I have no idea what neodymium is, but the Iteron was apparently stuffed full of it. An Iteron V, the largest of this class of ship, modified with cargo optimisation rigs, one of them Tech II, and fully fitted in the low slots with cargo hold expanders. The hauler was carrying over forty thousand units of neodymium, at an apparent loss of 750M ISK. I thought this was just another soft kill, an easy target popped opportunistically. And I suppose it was, but I am tickled pink to see the extent of the loss. Normally the haulers I pop have a bit of planet goo, or are empty because I catch them too soon, or too late, but this time I caught a big fish.

Maybe 750M ISK is not a huge loss for a null-sec corporation, but maybe this corporation is not a major faction out there either. And I would suspect that if you are transporting so much potential ISK you would want to protect it with at least an equivalent value of ships. I suppose crossing a single w-space system to reach high-sec seemed like a low-risk activity to the null-seccers. Of course, none of the neodymium survived the explosion, but that's okay. I would face the same risk recovering it as the Iteron did in hauling it, particularly it being on top of a wormhole. Then again, no one else comes through the wormhole in the time I am sitting there cloaked, gawping at the value of their loss. Either way, I've killed the activity in this system.

I head homewards and onwards, jumping through our static connection to another class 3 system. This one is curiously unoccupied. It looks like any other unoccupied system, with plenty of signatures and anomalies making themselves known to my scanning probes, also marking the system as infrequently visited. Sifting through the signatures finds only the one wormhole, it being a static connection to null-sec perhaps explaining in part the lack of occupation. But the C3 isn't as unvisited as I assume, as this K346 is reaching the end of its natural lifetime. The static connection must have been activated hours ago, but whoever did so has not left their own wormhole as a trace. That's okay, my super-expensive Iteron popping has made my night already. I recall my probes, jump home, and kick back for the night.

  1. 5 Responses to “Obstructing a null-sec short-cut”

  2. Ah. I saw tgl mention this kill nearly a month ago, now I finally know the story behind it :D

    By Planetary Genocide on Dec 11, 2011
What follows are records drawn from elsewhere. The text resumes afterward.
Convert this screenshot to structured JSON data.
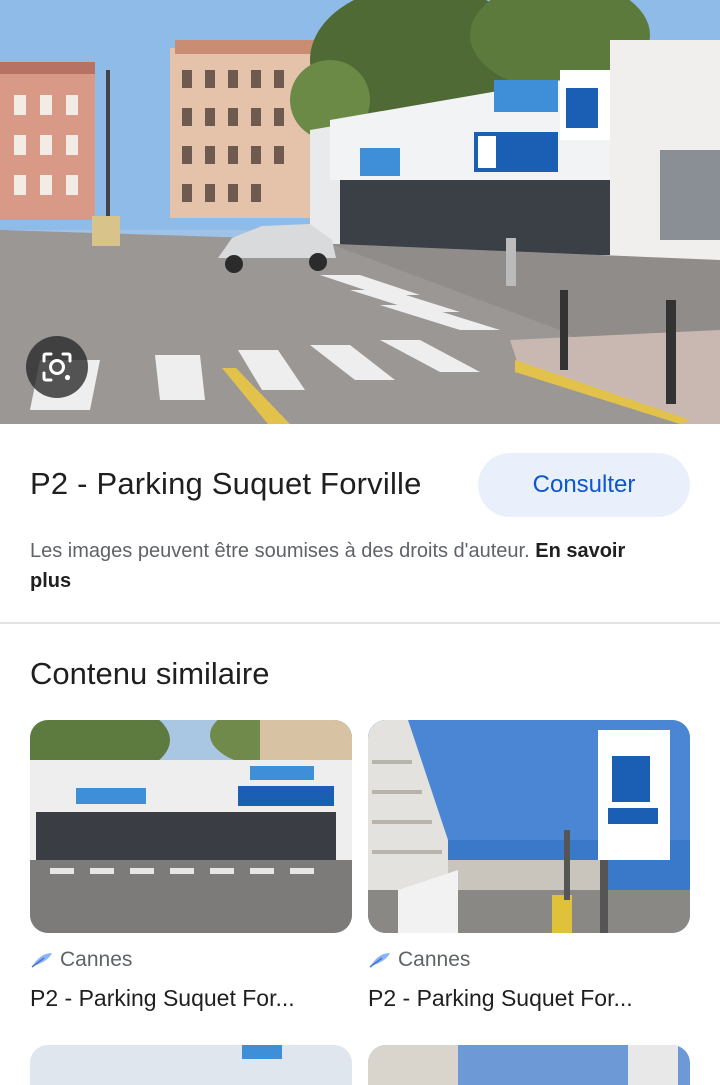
{
  "hero": {
    "lens_icon": "lens-search-icon"
  },
  "result": {
    "title": "P2 - Parking Suquet Forville",
    "consult_label": "Consulter",
    "copyright_text": "Les images peuvent être soumises à des droits d'auteur.",
    "learn_more": "En savoir plus"
  },
  "similar": {
    "heading": "Contenu similaire",
    "cards": [
      {
        "source": "Cannes",
        "source_icon": "feather-icon",
        "title": "P2 - Parking Suquet For..."
      },
      {
        "source": "Cannes",
        "source_icon": "feather-icon",
        "title": "P2 - Parking Suquet For..."
      }
    ]
  },
  "colors": {
    "accent": "#0b57d0",
    "button_bg": "#e9f0fb",
    "secondary_text": "#5f6368",
    "parking_blue": "#1a5fb4"
  }
}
  3. As always a great read - really enjoy your journals.

    Thank you :)

    By Castagar on Dec 11, 2011

  4. Out of curiosity, now that Dotlan and Static Mapper can no longer receive jumps in/out of a WH, will that be altering your SOPs or tactics?

    By JamesT on Dec 11, 2011
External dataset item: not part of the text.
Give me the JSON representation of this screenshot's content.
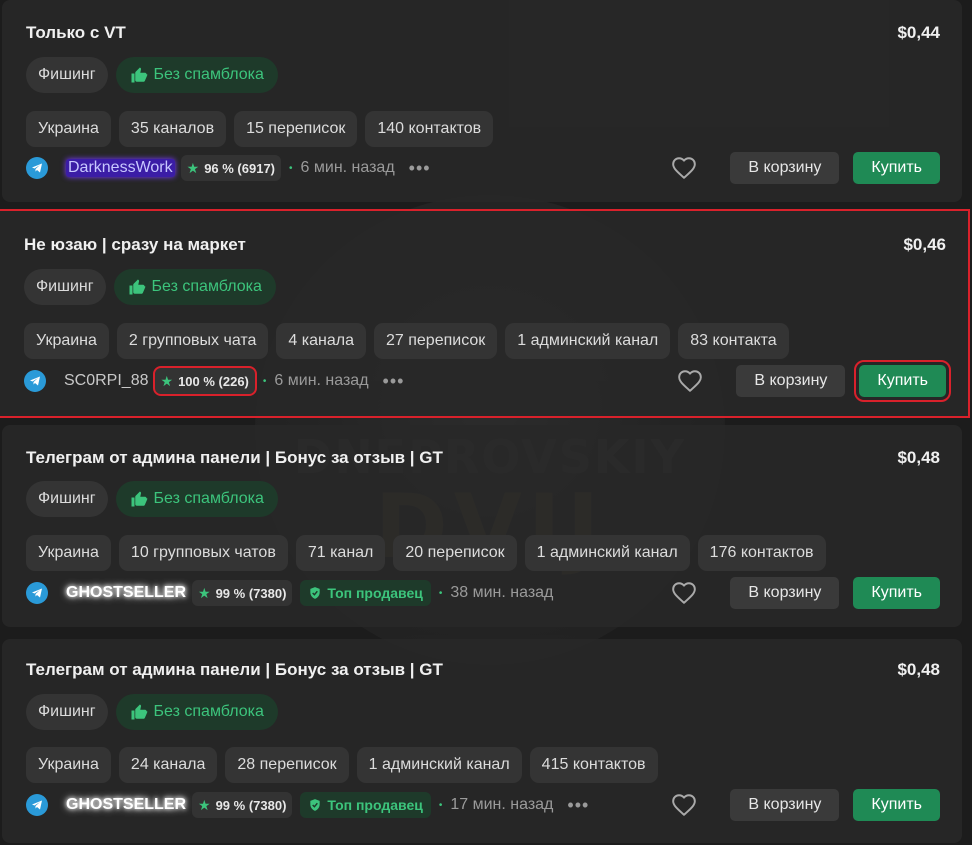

  5. Not really, JamesT. I never really used that information much, even if maybe I should have.

    Thanks, Castagar, and it's a pleasure to write them.
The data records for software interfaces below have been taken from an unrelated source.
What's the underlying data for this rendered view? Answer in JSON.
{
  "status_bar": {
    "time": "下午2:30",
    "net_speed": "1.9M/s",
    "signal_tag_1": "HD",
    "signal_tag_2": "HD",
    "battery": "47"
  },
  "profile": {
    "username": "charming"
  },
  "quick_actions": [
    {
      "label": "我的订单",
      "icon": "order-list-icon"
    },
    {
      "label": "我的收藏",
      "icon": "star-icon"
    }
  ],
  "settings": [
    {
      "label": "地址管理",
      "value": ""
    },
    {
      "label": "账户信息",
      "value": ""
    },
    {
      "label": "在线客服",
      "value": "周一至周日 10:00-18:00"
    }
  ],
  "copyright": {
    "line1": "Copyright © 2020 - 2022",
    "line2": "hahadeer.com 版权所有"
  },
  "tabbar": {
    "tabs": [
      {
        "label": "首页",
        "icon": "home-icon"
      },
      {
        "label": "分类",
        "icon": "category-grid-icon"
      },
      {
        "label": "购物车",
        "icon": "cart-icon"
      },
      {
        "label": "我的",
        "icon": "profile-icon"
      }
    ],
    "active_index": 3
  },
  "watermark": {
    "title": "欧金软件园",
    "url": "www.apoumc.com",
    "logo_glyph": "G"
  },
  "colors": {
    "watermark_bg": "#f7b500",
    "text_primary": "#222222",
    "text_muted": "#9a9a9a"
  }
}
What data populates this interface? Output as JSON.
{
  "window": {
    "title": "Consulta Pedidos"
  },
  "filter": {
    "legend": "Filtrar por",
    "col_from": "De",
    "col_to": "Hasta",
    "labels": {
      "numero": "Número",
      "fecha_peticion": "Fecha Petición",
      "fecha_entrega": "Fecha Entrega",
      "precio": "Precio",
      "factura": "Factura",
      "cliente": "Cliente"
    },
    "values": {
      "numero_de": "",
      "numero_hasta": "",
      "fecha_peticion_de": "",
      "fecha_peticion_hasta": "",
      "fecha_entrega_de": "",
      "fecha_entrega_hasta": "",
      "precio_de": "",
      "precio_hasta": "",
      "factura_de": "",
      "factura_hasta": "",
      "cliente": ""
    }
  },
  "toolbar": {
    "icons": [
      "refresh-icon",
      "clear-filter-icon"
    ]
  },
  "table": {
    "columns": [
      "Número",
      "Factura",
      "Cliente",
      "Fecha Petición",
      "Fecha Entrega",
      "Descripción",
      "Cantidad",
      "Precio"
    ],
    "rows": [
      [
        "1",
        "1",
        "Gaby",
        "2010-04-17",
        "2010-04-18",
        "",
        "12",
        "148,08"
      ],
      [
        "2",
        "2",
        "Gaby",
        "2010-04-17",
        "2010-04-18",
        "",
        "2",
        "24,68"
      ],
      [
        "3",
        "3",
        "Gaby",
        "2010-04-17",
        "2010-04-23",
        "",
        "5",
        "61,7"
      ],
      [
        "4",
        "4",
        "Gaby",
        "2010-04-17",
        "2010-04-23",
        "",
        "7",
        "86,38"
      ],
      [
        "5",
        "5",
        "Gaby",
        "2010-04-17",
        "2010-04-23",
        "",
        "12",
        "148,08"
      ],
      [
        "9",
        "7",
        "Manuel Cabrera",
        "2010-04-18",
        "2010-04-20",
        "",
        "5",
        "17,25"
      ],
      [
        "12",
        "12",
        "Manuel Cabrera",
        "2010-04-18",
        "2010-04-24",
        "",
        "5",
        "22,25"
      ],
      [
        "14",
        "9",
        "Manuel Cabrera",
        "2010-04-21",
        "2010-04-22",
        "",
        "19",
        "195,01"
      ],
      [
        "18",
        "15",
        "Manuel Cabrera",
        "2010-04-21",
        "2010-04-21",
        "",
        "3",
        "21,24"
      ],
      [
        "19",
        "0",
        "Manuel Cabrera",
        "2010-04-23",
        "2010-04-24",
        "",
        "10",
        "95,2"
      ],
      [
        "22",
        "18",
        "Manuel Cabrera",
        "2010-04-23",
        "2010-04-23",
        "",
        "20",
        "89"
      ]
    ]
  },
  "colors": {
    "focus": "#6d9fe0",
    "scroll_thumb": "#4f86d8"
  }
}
    And that rat bastard TG3, giving away spoilers! The next time our wormholes connect I'll hunt him down like a dog. That will probably be in two years or so, going by experience, and I'll have forgotten by then anyway. I'll probably have forgotten by tomorrow, actually.

    By pjharvey on Dec 11, 2011

  6. Gratz on the big isk kill, we all love those


    By Zandramus on Dec 12, 2011

Sorry, comments for this entry are closed.